(Interface dataset entries)
╔══

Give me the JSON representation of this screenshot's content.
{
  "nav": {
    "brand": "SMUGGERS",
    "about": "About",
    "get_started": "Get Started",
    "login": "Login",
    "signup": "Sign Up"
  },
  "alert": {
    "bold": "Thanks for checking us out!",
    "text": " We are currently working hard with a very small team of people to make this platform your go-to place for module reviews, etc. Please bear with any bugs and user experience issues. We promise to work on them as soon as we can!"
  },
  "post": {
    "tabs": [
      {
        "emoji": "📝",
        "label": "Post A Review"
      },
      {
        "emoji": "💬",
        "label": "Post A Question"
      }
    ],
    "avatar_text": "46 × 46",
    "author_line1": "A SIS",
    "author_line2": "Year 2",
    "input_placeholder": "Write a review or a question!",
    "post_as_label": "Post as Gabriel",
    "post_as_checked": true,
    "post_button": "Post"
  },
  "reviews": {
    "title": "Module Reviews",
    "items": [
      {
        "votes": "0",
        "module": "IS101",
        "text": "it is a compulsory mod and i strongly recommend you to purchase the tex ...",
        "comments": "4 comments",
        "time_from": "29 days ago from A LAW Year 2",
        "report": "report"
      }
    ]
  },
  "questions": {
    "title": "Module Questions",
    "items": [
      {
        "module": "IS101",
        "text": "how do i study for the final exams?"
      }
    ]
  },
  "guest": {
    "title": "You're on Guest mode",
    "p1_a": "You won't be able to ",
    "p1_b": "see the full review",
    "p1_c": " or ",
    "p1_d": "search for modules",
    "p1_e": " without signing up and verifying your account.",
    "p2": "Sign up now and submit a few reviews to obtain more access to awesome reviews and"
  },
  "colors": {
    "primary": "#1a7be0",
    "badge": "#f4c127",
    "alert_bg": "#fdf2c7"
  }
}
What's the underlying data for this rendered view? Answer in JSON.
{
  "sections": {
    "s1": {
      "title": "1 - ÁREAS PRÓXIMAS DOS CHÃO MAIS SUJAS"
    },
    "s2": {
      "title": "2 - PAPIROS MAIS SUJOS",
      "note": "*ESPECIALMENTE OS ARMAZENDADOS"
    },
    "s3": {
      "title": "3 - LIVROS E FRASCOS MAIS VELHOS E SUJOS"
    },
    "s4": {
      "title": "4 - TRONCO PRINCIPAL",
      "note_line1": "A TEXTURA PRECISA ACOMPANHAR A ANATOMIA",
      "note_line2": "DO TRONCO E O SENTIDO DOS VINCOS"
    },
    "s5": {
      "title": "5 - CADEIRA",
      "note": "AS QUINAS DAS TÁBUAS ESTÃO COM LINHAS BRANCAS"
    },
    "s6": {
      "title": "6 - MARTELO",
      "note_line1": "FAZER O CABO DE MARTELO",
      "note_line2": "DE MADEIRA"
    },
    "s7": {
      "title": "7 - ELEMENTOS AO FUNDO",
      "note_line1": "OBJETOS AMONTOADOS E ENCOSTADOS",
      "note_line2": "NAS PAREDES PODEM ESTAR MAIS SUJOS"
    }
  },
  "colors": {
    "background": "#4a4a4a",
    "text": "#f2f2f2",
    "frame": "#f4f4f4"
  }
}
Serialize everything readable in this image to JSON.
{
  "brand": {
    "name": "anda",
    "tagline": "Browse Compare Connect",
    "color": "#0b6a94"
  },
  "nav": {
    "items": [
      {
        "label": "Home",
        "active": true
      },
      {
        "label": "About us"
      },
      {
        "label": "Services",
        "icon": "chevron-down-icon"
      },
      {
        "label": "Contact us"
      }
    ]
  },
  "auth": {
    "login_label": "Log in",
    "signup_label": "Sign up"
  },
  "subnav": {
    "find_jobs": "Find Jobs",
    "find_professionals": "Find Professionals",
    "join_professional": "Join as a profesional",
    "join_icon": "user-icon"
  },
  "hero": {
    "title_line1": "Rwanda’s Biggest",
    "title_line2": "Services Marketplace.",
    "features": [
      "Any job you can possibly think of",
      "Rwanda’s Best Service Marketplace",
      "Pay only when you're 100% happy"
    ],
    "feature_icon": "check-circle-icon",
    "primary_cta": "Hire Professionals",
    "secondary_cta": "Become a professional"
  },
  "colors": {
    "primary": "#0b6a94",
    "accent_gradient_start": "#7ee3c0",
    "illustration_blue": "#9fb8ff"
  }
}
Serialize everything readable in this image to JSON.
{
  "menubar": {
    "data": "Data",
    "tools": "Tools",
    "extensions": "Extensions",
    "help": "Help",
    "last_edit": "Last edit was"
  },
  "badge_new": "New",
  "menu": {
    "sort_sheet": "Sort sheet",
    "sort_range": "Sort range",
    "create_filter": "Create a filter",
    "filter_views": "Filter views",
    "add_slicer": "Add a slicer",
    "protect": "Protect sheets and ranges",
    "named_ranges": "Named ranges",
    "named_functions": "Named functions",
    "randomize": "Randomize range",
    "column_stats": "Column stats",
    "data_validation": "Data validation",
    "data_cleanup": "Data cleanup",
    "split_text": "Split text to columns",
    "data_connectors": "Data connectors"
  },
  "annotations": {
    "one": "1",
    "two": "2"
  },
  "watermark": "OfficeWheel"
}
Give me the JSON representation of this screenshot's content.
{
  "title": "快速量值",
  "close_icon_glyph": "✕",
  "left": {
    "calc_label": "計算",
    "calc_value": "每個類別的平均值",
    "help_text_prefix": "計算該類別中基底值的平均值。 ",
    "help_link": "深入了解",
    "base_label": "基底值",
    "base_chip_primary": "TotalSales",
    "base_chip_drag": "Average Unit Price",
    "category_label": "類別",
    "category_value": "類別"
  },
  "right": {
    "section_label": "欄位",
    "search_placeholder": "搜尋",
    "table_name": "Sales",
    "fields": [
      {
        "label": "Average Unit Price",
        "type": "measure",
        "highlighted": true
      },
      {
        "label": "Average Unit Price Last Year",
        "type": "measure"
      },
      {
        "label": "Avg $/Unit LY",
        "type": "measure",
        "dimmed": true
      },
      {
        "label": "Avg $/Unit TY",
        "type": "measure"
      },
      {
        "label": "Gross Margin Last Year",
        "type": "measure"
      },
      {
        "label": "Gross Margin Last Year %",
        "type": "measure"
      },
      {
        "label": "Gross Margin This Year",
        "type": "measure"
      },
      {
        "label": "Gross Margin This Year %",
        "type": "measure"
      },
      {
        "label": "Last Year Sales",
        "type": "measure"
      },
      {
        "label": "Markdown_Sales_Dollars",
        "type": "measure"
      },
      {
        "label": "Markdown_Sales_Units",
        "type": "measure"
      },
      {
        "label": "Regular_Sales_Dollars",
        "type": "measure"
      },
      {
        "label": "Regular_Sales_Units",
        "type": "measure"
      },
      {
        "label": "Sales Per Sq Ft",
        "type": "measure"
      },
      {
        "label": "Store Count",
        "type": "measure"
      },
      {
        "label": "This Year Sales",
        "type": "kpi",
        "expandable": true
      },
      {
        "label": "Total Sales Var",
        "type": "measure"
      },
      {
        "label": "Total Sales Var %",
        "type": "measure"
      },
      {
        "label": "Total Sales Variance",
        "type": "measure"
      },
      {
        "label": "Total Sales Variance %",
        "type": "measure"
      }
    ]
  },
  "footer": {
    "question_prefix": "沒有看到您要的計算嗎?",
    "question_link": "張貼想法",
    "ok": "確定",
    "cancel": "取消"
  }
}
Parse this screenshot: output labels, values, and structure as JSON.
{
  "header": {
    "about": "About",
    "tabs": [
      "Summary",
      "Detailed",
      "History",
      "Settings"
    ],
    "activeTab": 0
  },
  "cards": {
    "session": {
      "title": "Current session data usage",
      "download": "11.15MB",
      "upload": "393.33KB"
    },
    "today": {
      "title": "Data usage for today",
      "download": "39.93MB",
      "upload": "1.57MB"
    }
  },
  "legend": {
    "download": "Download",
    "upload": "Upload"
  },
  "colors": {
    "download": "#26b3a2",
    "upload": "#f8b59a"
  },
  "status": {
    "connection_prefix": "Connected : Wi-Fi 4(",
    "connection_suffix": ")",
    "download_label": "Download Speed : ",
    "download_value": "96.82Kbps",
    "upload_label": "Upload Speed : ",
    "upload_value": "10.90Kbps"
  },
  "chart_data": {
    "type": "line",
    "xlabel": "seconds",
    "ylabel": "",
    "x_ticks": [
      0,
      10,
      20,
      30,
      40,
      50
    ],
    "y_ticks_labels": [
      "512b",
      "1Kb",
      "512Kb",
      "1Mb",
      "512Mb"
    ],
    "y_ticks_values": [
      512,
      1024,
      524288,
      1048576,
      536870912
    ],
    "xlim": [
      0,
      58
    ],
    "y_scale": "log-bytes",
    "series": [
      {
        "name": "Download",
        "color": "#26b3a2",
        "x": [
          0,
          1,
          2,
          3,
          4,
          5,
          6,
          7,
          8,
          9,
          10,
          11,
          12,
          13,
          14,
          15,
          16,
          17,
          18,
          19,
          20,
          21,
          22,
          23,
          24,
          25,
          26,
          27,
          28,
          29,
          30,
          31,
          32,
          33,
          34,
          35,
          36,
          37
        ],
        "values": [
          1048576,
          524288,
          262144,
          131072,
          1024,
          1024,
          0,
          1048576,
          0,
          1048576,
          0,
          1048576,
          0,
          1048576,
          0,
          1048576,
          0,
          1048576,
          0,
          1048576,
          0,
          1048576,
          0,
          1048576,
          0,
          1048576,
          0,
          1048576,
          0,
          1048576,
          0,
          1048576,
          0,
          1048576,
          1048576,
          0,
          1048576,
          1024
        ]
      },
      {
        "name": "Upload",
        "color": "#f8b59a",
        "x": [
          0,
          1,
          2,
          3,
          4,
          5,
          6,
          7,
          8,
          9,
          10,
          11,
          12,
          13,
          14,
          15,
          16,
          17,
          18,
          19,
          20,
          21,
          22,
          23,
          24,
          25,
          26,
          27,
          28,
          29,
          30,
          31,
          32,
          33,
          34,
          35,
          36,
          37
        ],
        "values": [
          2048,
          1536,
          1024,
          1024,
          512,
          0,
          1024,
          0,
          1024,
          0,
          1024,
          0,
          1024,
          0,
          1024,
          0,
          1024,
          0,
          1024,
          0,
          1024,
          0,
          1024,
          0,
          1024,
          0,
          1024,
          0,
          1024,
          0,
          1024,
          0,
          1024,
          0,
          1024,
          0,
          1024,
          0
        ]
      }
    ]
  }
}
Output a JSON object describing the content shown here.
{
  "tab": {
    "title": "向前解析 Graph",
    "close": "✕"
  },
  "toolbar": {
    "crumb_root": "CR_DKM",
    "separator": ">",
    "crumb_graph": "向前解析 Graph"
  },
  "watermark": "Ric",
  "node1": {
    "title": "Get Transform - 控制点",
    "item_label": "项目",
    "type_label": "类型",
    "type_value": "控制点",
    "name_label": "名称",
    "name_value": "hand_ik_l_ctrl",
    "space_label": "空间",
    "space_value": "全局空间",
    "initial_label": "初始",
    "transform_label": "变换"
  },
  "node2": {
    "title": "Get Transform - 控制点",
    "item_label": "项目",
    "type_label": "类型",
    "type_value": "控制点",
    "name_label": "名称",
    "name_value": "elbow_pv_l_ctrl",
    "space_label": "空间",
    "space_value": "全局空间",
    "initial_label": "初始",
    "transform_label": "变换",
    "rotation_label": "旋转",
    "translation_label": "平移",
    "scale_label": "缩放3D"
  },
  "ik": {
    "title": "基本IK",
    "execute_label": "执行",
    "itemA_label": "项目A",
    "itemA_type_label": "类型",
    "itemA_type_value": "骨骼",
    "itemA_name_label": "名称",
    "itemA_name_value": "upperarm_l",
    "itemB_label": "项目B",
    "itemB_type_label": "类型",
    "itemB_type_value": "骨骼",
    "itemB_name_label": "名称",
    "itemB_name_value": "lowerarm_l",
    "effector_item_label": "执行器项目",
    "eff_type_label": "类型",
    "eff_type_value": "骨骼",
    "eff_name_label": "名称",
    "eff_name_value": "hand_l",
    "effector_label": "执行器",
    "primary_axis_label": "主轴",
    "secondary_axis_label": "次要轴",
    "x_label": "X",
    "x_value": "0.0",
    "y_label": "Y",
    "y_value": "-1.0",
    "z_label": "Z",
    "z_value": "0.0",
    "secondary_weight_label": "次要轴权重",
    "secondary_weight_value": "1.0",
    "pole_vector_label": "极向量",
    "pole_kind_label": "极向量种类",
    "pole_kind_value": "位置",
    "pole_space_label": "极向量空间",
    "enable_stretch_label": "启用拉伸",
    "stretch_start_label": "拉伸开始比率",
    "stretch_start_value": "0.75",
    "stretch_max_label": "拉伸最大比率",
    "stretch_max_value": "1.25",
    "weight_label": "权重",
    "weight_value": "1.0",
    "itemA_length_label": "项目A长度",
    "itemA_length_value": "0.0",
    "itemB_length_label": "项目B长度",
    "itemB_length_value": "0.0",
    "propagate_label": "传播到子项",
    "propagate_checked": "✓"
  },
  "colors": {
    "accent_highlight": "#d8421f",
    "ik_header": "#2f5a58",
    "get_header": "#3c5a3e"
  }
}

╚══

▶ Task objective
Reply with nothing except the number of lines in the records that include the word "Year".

▶ Task output
9